Post-mortem examinations of more than 4000 finishing pigs have shown that approximately one third of them suffered some extent of change to their stomachs. In six percent of the cases they suffered from actual ulcers. Intensive rearing conditions where pigs are given pelleted feed and where no straw bedding is provided generally have a negative effect on gut health.

It would appear from various investigations that barley generally has a better effect on gut health than wheat. This is due the high fibre content of barley. Digested barley has some positive traits that help protect the lining of the stomach against the acidic environment. The same traits can be obtained for wheat if it is coarsely ground.
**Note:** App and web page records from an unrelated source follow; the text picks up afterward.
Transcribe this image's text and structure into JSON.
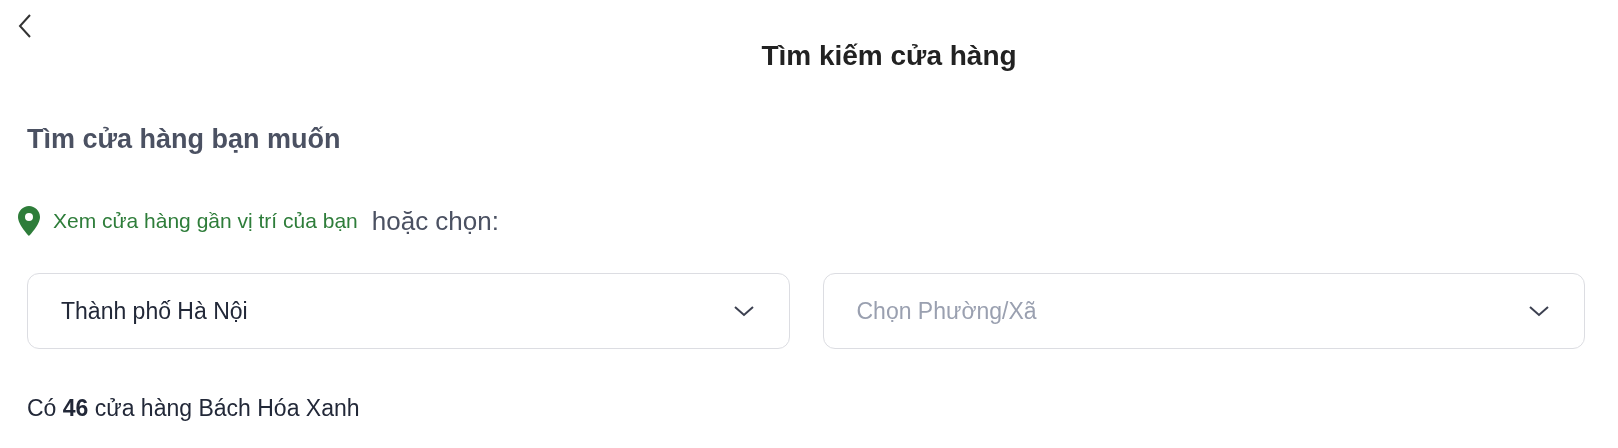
{
  "header": {
    "title": "Tìm kiếm cửa hàng"
  },
  "heading": "Tìm cửa hàng bạn muốn",
  "location": {
    "link": "Xem cửa hàng gần vị trí của bạn",
    "suffix": "hoặc chọn:"
  },
  "selects": [
    {
      "value": "Thành phố Hà Nội"
    },
    {
      "placeholder": "Chọn Phường/Xã"
    }
  ],
  "result": "Có **46** cửa hàng Bách Hóa Xanh"
}
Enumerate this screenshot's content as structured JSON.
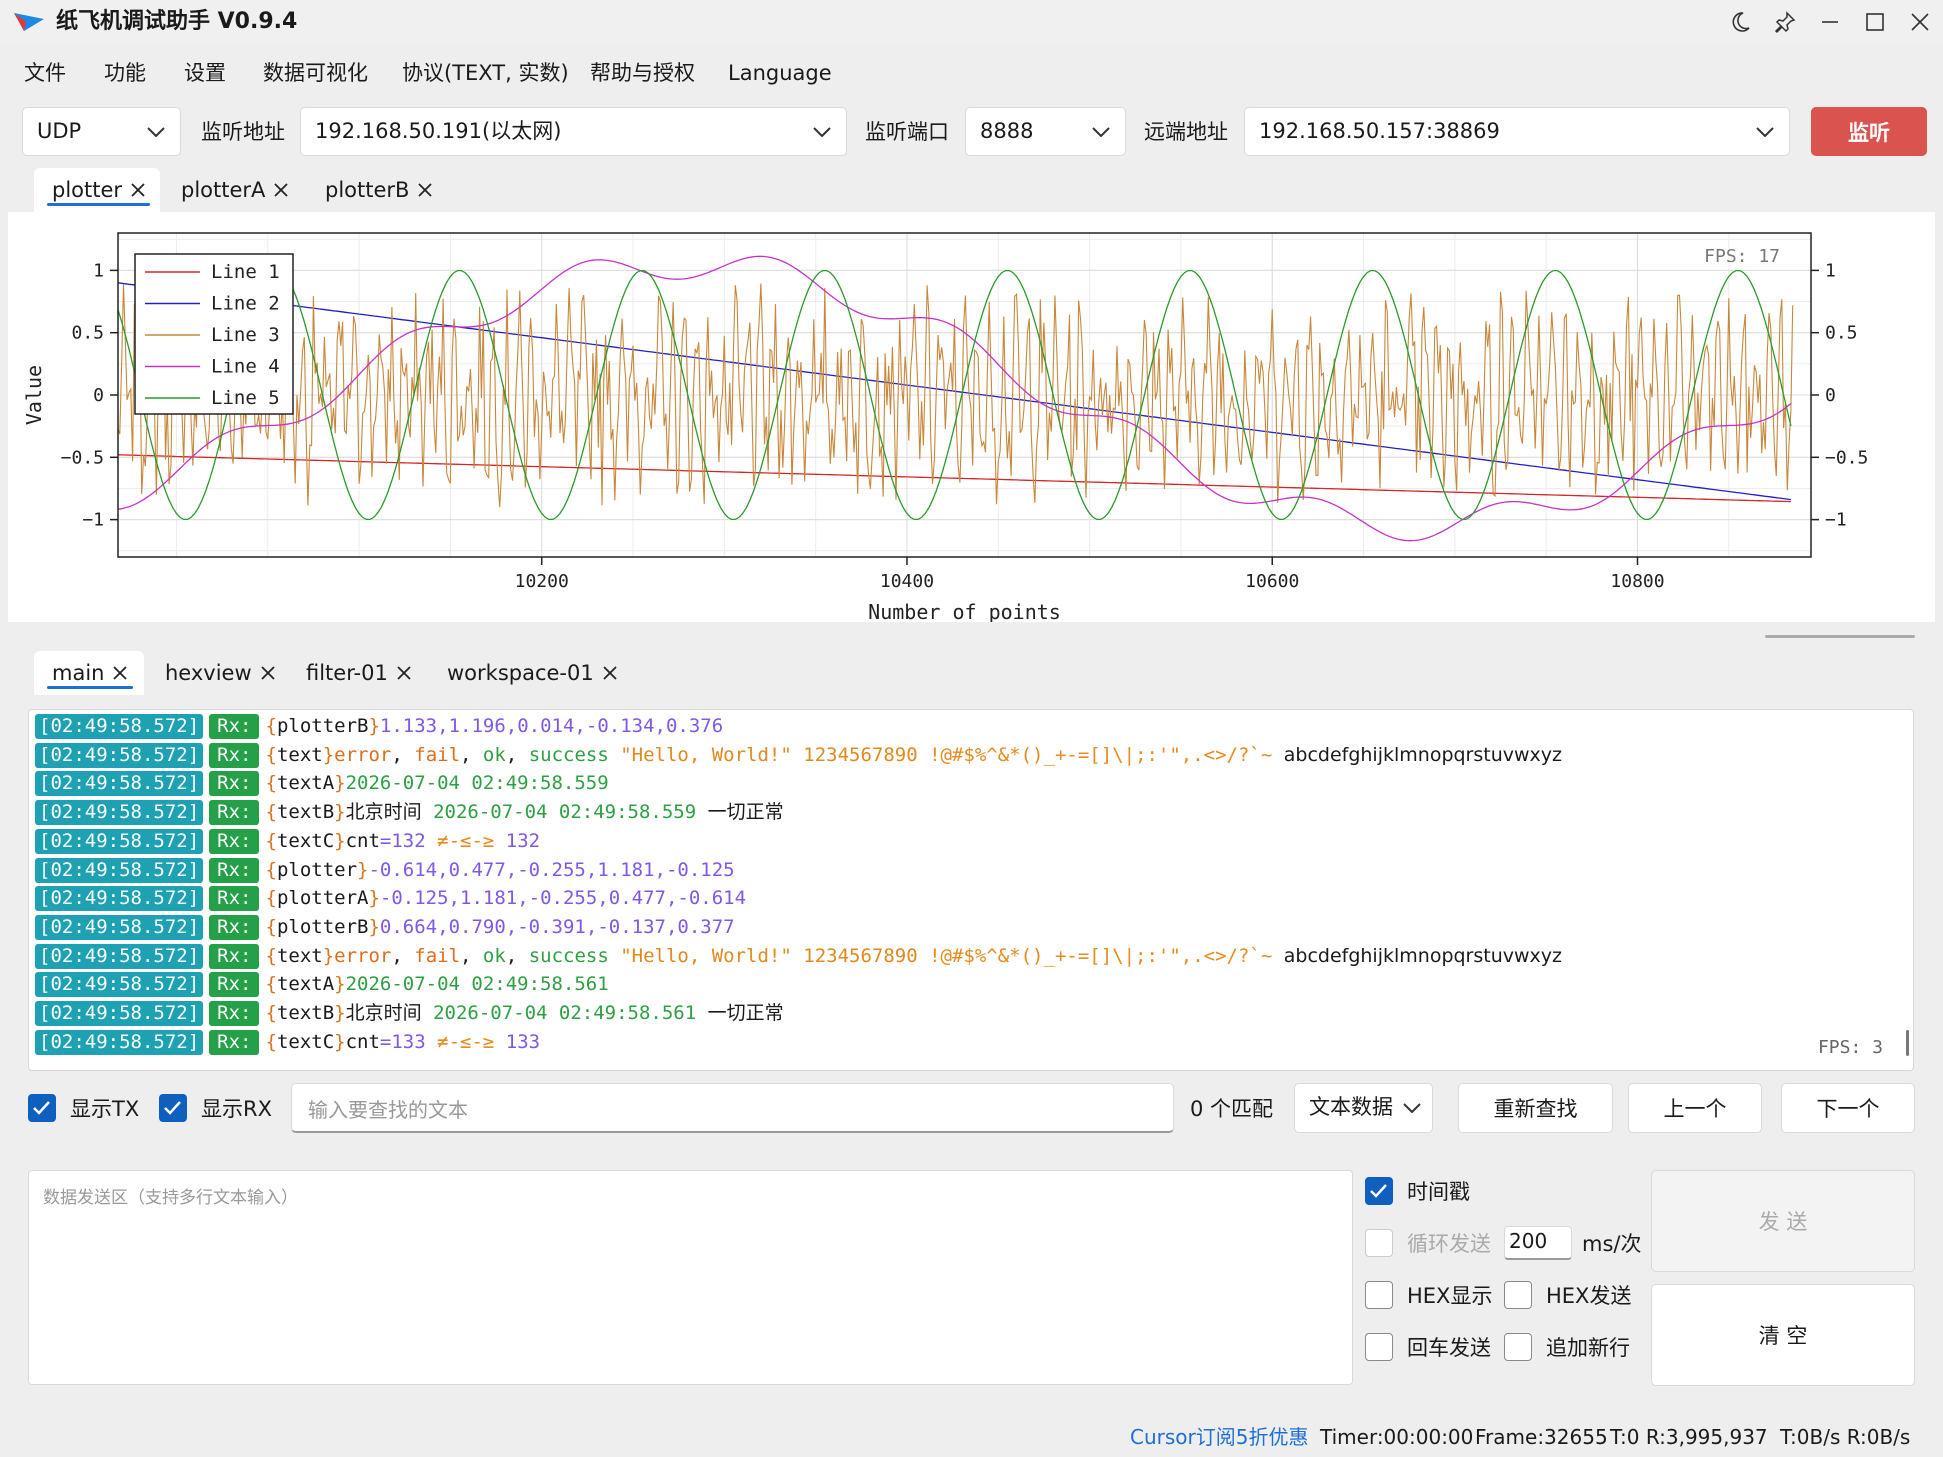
{
  "titlebar": {
    "title": "纸飞机调试助手 V0.9.4"
  },
  "menu": [
    "文件",
    "功能",
    "设置",
    "数据可视化",
    "协议(TEXT, 实数)",
    "帮助与授权",
    "Language"
  ],
  "connection": {
    "protocol": "UDP",
    "listen_addr_label": "监听地址",
    "listen_addr": "192.168.50.191(以太网)",
    "listen_port_label": "监听端口",
    "listen_port": "8888",
    "remote_addr_label": "远端地址",
    "remote_addr": "192.168.50.157:38869",
    "listen_button": "监听"
  },
  "plot_tabs": [
    "plotter",
    "plotterA",
    "plotterB"
  ],
  "chart_data": {
    "type": "line",
    "fps": "FPS: 17",
    "xlabel": "Number of points",
    "ylabel": "Value",
    "xlim": [
      9968,
      10895
    ],
    "ylim": [
      -1.3,
      1.3
    ],
    "x_ticks": [
      10200,
      10400,
      10600,
      10800
    ],
    "y_ticks": [
      1,
      0.5,
      0,
      -0.5,
      -1
    ],
    "y_tick_labels": [
      "1",
      "0.5",
      "0",
      "−0.5",
      "−1"
    ],
    "grid": true,
    "legend_position": "top-left",
    "series": [
      {
        "name": "Line 1",
        "color": "#d62728",
        "desc": "linear from -0.48 to -0.86"
      },
      {
        "name": "Line 2",
        "color": "#2020c8",
        "desc": "declining from 0.9 to -0.86"
      },
      {
        "name": "Line 3",
        "color": "#c8873a",
        "desc": "noise around 0 amplitude ~0.5"
      },
      {
        "name": "Line 4",
        "color": "#c832c8",
        "desc": "modulated wave between -1.2 and 1.2"
      },
      {
        "name": "Line 5",
        "color": "#2a9a2a",
        "desc": "sine amplitude 1 period ~100 points"
      }
    ]
  },
  "log_tabs": [
    "main",
    "hexview",
    "filter-01",
    "workspace-01"
  ],
  "log": {
    "fps": "FPS: 3",
    "timestamp": "[02:49:58.572]",
    "rx": "Rx:",
    "lines": [
      {
        "kind": "nums",
        "tag": "plotterB",
        "values": [
          "1.133",
          "1.196",
          "0.014",
          "-0.134",
          "0.376"
        ]
      },
      {
        "kind": "text",
        "tag": "text",
        "words": [
          "error",
          "fail",
          "ok",
          "success"
        ],
        "str": "\"Hello, World!\"",
        "nums": "1234567890",
        "symbols": "!@#$%^&*()_+-=[]\\|;:'\",.<>/?`~",
        "alpha": "abcdefghijklmnopqrstuvwxyz"
      },
      {
        "kind": "textA",
        "tag": "textA",
        "value": "2026-07-04 02:49:58.559"
      },
      {
        "kind": "textB",
        "tag": "textB",
        "prefix": "北京时间",
        "value": "2026-07-04 02:49:58.559",
        "suffix": "一切正常"
      },
      {
        "kind": "textC",
        "tag": "textC",
        "key": "cnt",
        "value": "=132",
        "symbols": "≠-≤-≥",
        "count": "132"
      },
      {
        "kind": "nums",
        "tag": "plotter",
        "values": [
          "-0.614",
          "0.477",
          "-0.255",
          "1.181",
          "-0.125"
        ]
      },
      {
        "kind": "nums",
        "tag": "plotterA",
        "values": [
          "-0.125",
          "1.181",
          "-0.255",
          "0.477",
          "-0.614"
        ]
      },
      {
        "kind": "nums",
        "tag": "plotterB",
        "values": [
          "0.664",
          "0.790",
          "-0.391",
          "-0.137",
          "0.377"
        ]
      },
      {
        "kind": "text",
        "tag": "text",
        "words": [
          "error",
          "fail",
          "ok",
          "success"
        ],
        "str": "\"Hello, World!\"",
        "nums": "1234567890",
        "symbols": "!@#$%^&*()_+-=[]\\|;:'\",.<>/?`~",
        "alpha": "abcdefghijklmnopqrstuvwxyz"
      },
      {
        "kind": "textA",
        "tag": "textA",
        "value": "2026-07-04 02:49:58.561"
      },
      {
        "kind": "textB",
        "tag": "textB",
        "prefix": "北京时间",
        "value": "2026-07-04 02:49:58.561",
        "suffix": "一切正常"
      },
      {
        "kind": "textC",
        "tag": "textC",
        "key": "cnt",
        "value": "=133",
        "symbols": "≠-≤-≥",
        "count": "133"
      }
    ]
  },
  "search": {
    "show_tx": "显示TX",
    "show_rx": "显示RX",
    "placeholder": "输入要查找的文本",
    "match": "0 个匹配",
    "mode": "文本数据",
    "research": "重新查找",
    "prev": "上一个",
    "next": "下一个"
  },
  "send": {
    "placeholder": "数据发送区（支持多行文本输入）",
    "timestamp": "时间戳",
    "loop_send": "循环发送",
    "interval": "200",
    "interval_unit": "ms/次",
    "hex_display": "HEX显示",
    "hex_send": "HEX发送",
    "enter_send": "回车发送",
    "append_newline": "追加新行",
    "send_button": "发 送",
    "clear_button": "清 空"
  },
  "status": {
    "promo": "Cursor订阅5折优惠",
    "timer": "Timer:00:00:00",
    "frame": "Frame:32655",
    "counts": "T:0 R:3,995,937",
    "rate": "T:0B/s R:0B/s"
  }
}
In addition to the positive effects of a coarse structure, investigations also indicate that the choice of cereal and feed structure prevent the incidence of Salmonella infections. Experiments with Salmonella-positive pigs have shown that a combination of a coarse feed structure and the omission of pelleted feed has a positive effect on the incidence of Salmonella.

Changes to the physico-chemical properties of the gastro-intestinal contents have a positive effect on the microbial ecosystem, which hinders the establishment of the Salmonella bacteria. The negative side of a coarse feed is, however, that it leads to an increased feed intake.

For further information please contact:
Head of research unit Knud Erik Bach Knudsen, Department of Animal Health, Welfare and Nutrition, telephone: +45 8999 1143, e-mail: [email protected]

Wednesday 20 December 2006 | Communication Unit